Patients are increasingly being asked to provide feedback about their experience of health-care services. Within the NHS, a significant level of resource is now allocated to the collection of this feedback. However, it is not well understood whether or not, or how, health-care staff are able to use these data to make improvements to future care delivery.
To understand and enhance how hospital staff learn from and act on patient experience (PE) feedback in order to co-design, test, refine and evaluate a Patient Experience Toolkit (PET).
A predominantly qualitative study with four interlinking work packages.
Three NHS trusts in the north of England, focusing on six ward-based clinical teams (two at each trust).
A scoping review and qualitative exploratory study were conducted between November 2015 and August 2016. The findings of this work fed into a participatory co-design process with ward staff and patient representatives, which led to the production of the PET. This was primarily based on activities undertaken in three workshops (over the winter of 2016/17). Then, the facilitated use of the PET took place across the six wards over a 12-month period (February 2017 to February 2018). This involved testing and refinement through an action research (AR) methodology. A large, mixed-methods, independent process evaluation was conducted over the same 12-month period.
The testing and refinement of the PET during the AR phase, with the mixed-methods evaluation running alongside it, produced noteworthy findings. The idea that current PE data can be effectively triangulated for the purpose of improvement is largely a fallacy. Rather, additional but more relational feedback had to be collected by patient representatives, an unanticipated element of the study, to provide health-care staff with data that they could work with more easily. Multidisciplinary involvement in PE initiatives is difficult to establish unless teams already work in this way. Regardless, there is merit in involving different levels of the nursing hierarchy. Consideration of patient feedback by health-care staff can be an emotive process that may be difficult initially and that needs dedicated time and sensitive management. The six ward teams engaged variably with the AR process over a 12-month period. Some teams implemented far-reaching plans, whereas other teams focused on time-minimising ‘quick wins’. The evaluation found that facilitation of the toolkit was central to its implementation. The most important factors here were the development of relationships between people and the facilitator’s ability to navigate organisational complexity.
The settings in which the PET was tested were extremely diverse, so the influence of variable context limits hard conclusions about its success.
The current manner in which PE feedback is collected and used is generally not fit for the purpose of enabling health-care staff to make meaningful local improvements. The PET was co-designed with health-care staff and patient representatives but it requires skilled facilitation to achieve successful outcomes.

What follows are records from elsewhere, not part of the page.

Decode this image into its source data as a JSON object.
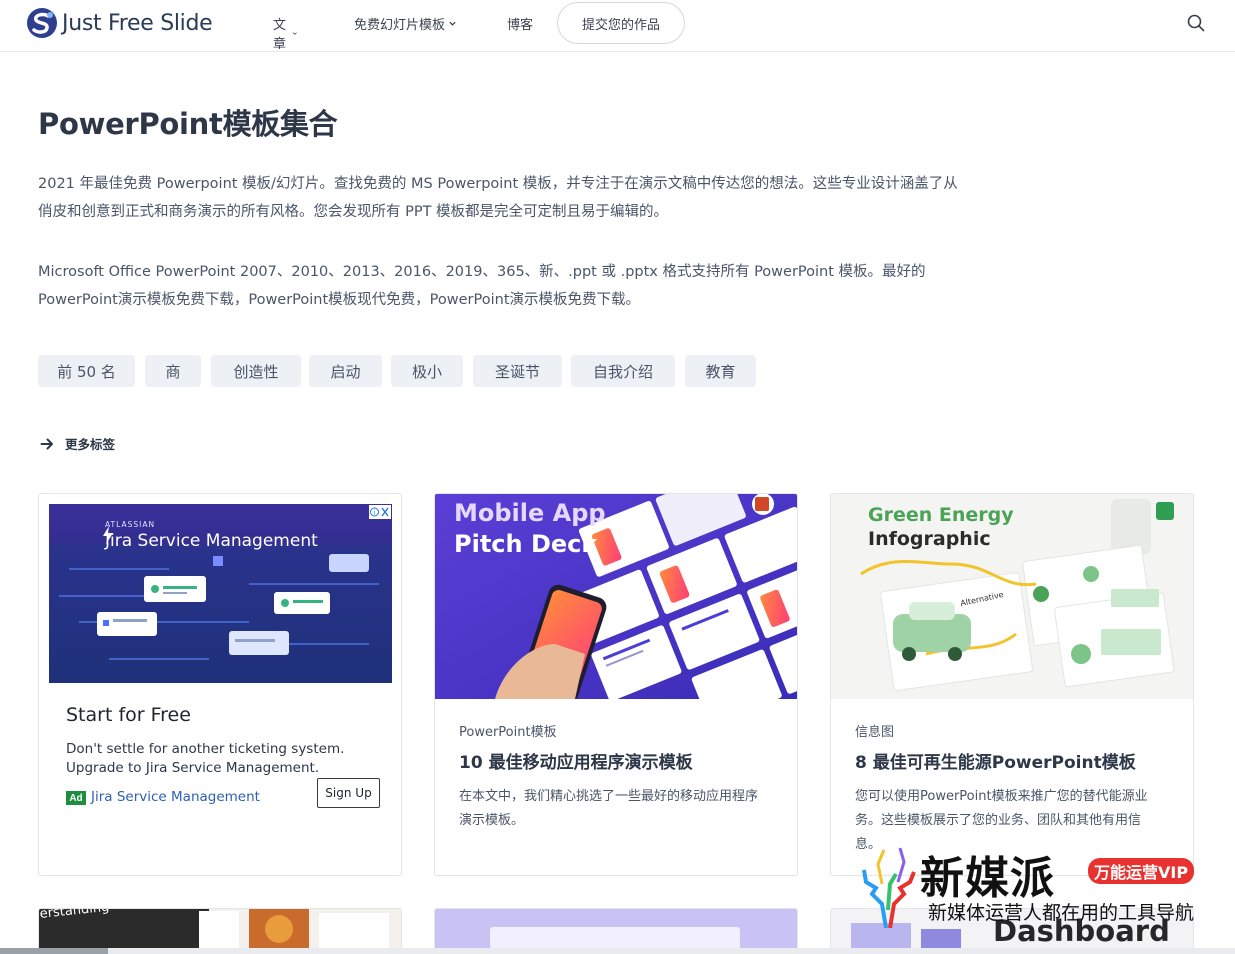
{
  "brand": {
    "logo_text": "Just Free Slide"
  },
  "nav": {
    "items": [
      {
        "label": "文章"
      },
      {
        "label": "免费幻灯片模板"
      },
      {
        "label": "博客"
      }
    ],
    "submit_label": "提交您的作品"
  },
  "page": {
    "title": "PowerPoint模板集合",
    "intro_1": "2021 年最佳免费 Powerpoint 模板/幻灯片。查找免费的 MS Powerpoint 模板，并专注于在演示文稿中传达您的想法。这些专业设计涵盖了从俏皮和创意到正式和商务演示的所有风格。您会发现所有 PPT 模板都是完全可定制且易于编辑的。",
    "intro_2": "Microsoft Office PowerPoint 2007、2010、2013、2016、2019、365、新、.ppt 或 .pptx 格式支持所有 PowerPoint 模板。最好的PowerPoint演示模板免费下载，PowerPoint模板现代免费，PowerPoint演示模板免费下载。"
  },
  "tags": [
    "前 50 名",
    "商",
    "创造性",
    "启动",
    "极小",
    "圣诞节",
    "自我介绍",
    "教育"
  ],
  "more_tags_label": "更多标签",
  "ad": {
    "brand": "ATLASSIAN",
    "product": "Jira Service Management",
    "headline": "Start for Free",
    "body": "Don't settle for another ticketing system. Upgrade to Jira Service Management.",
    "label": "Ad",
    "sponsor": "Jira Service Management",
    "cta": "Sign Up"
  },
  "cards": [
    {
      "thumb_line1": "Mobile App",
      "thumb_line2": "Pitch Deck",
      "category": "PowerPoint模板",
      "title": "10 最佳移动应用程序演示模板",
      "description": "在本文中，我们精心挑选了一些最好的移动应用程序演示模板。"
    },
    {
      "thumb_line1": "Green Energy",
      "thumb_line2": "Infographic",
      "category": "信息图",
      "title": "8 最佳可再生能源PowerPoint模板",
      "description": "您可以使用PowerPoint模板来推广您的替代能源业务。这些模板展示了您的业务、团队和其他有用信息。"
    }
  ],
  "row2_text": "erstanding",
  "watermark": {
    "name": "新媒派",
    "badge": "万能运营VIP",
    "subtitle": "新媒体运营人都在用的工具导航",
    "dashboard": "Dashboard"
  }
}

The National Institute for Health Research Health Services and Delivery Research programme.